Almost two years ago, during the same contentious meeting in which Pluto was demoted from a full-fledged planet to a “dwarf planet,” a few other votes were taken, but mostly forgotten. One of the forgotten votes that was actually approved was that Pluto was to be declared the” prototype of a new class of objects”. OK. Done. What exactly that means is a bit hard to say. As far as I could tell it was an attempt to be nice to Pluto after the indignity of its demotion. Who would vote “no” to that?
The next vote that was taken was about what to call this new class of objects. The proposal, if I remember correctly, was to call them “Plutonian objects.” The proposal was voted down by a very small margin. Why, again? Hard to say. People were in funny moods.
The class of objects, then, remained unnamed, with a promise – a threat – that a committee would come up with something and there would then be no vote.
The committee has spoken! After the close vote on “Plutonian objects”, the committee deliberated for almost two years and settled on “Plutoids” and now it is settled. A “Plutoid” is a dwarf planet (meaning it must be large enough to be round) that is beyond Neptune.
But wait! There’s more! The committee did more than promised! They added one more twist to the rule. While originally all dwarf planets beyond Neptune were to be part of this new category, the committee decided to restrict the definition to the brightest of the dwarf planets.
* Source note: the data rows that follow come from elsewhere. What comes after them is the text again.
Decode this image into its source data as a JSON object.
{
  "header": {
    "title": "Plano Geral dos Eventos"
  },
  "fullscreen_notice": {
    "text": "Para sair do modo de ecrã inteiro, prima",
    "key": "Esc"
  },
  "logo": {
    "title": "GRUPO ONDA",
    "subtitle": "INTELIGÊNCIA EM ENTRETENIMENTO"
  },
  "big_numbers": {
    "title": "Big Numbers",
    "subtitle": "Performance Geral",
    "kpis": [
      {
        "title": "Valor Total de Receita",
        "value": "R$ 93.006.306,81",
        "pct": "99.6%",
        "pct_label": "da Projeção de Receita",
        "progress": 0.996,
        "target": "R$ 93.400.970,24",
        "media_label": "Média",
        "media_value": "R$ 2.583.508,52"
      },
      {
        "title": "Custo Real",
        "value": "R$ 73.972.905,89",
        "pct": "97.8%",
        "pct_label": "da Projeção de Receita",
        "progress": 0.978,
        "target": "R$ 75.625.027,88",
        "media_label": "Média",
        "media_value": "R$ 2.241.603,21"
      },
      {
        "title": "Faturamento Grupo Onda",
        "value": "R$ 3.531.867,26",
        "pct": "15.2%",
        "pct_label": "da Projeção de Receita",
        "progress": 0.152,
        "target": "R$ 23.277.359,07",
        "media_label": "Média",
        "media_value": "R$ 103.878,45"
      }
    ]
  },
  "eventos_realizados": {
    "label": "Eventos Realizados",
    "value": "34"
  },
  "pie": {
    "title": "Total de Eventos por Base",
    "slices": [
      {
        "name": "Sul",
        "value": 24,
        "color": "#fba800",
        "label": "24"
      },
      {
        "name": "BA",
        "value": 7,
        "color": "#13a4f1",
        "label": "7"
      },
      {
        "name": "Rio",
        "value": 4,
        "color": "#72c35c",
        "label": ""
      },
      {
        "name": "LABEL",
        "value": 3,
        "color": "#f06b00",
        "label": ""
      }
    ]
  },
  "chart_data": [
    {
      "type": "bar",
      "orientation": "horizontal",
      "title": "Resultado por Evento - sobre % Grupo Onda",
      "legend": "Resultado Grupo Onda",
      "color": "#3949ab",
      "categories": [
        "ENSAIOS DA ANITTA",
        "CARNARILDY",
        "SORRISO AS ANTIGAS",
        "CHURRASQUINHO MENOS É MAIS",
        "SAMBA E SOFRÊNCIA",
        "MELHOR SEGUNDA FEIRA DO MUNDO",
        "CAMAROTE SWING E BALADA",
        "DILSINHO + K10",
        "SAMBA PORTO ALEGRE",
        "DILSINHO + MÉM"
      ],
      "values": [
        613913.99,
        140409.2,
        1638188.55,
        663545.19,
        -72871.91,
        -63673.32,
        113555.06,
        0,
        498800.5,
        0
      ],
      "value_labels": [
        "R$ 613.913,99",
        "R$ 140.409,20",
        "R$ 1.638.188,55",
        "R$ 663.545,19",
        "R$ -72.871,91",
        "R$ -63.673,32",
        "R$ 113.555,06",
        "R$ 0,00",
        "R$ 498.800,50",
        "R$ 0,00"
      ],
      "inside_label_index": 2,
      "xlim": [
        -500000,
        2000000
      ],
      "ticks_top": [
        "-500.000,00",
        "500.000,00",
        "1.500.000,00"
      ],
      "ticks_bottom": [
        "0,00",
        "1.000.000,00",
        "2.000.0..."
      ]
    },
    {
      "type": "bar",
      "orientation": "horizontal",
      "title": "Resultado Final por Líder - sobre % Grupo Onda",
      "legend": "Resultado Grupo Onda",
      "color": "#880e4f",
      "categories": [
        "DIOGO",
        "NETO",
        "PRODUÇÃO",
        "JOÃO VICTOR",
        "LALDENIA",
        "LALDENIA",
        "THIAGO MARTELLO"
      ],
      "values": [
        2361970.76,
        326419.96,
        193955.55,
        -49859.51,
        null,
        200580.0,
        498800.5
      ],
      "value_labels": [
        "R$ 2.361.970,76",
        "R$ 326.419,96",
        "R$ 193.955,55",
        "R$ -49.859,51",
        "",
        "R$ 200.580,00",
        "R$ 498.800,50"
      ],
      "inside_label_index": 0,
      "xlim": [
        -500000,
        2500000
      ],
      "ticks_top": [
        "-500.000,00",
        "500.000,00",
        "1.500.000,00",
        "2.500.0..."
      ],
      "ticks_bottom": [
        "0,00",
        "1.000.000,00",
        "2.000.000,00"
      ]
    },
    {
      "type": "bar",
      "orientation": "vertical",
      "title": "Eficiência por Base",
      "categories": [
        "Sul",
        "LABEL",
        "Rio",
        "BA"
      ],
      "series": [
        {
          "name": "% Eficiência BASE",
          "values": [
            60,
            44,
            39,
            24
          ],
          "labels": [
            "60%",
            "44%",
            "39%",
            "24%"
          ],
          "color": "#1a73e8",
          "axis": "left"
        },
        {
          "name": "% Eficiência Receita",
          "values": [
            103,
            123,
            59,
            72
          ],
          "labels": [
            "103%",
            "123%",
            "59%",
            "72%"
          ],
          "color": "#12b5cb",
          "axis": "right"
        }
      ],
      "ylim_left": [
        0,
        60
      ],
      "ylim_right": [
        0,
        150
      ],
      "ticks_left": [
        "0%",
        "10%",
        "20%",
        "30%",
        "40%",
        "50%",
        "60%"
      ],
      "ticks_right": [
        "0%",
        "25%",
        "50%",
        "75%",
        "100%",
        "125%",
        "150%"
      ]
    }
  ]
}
For now the only ones that count are Pluto itself, as well as three of my babies: Eris, 2005 FY9, and 2003 EL61.
I have been asked: will there be controversy? Will there be bickering? Will people fight and contend?
I suspect the answer is, in fact, that there will mostly be nothing.
The class of objects was supposed to get a name, now it has a name. The name seems pretty non-controversial, if also a bit clunky.
The one thing that almost no one will even notice is the part that I find the most odd, though, which is the restriction that the object be a particular brightness. Not a particular size: a particular brightness.
That makes for some funny situations. If you take Pluto and cover it with dirt it would no longer be a Plutoid. Or take something much smaller and cover it was snow instead of rocks and it might be a Plutoid. Or, may favorite example, if you take Eris, which is currently the intrinsically brightest object, bring it closer to the sun (where it will be in 290 years), melt some of the ice on the surface, and exposure some of the darker substrate, it might just get dark enough to no longer be a Plutoid. Now you see it; now you don’t.
But, OK, it’s a definition. And I can at least understand the committee’s feeling that they wanted to put a concrete brightness limit instead of a harder to determine roundness limit.
What does anyone else think?
There is still a small but extremely vocal group of astronomers who remain incensed about Pluto’s demotion. They will use this as a soapbox to repeat their initial complaints about Pluto.
Other astronomers are likely to yawn. Plutoids? Sure, why not. Most astronomers have moved well beyond the Pluto-debate and the semantics associated with it. If Pluto is happy being a Plutoid then it is probably OK with the rest of us.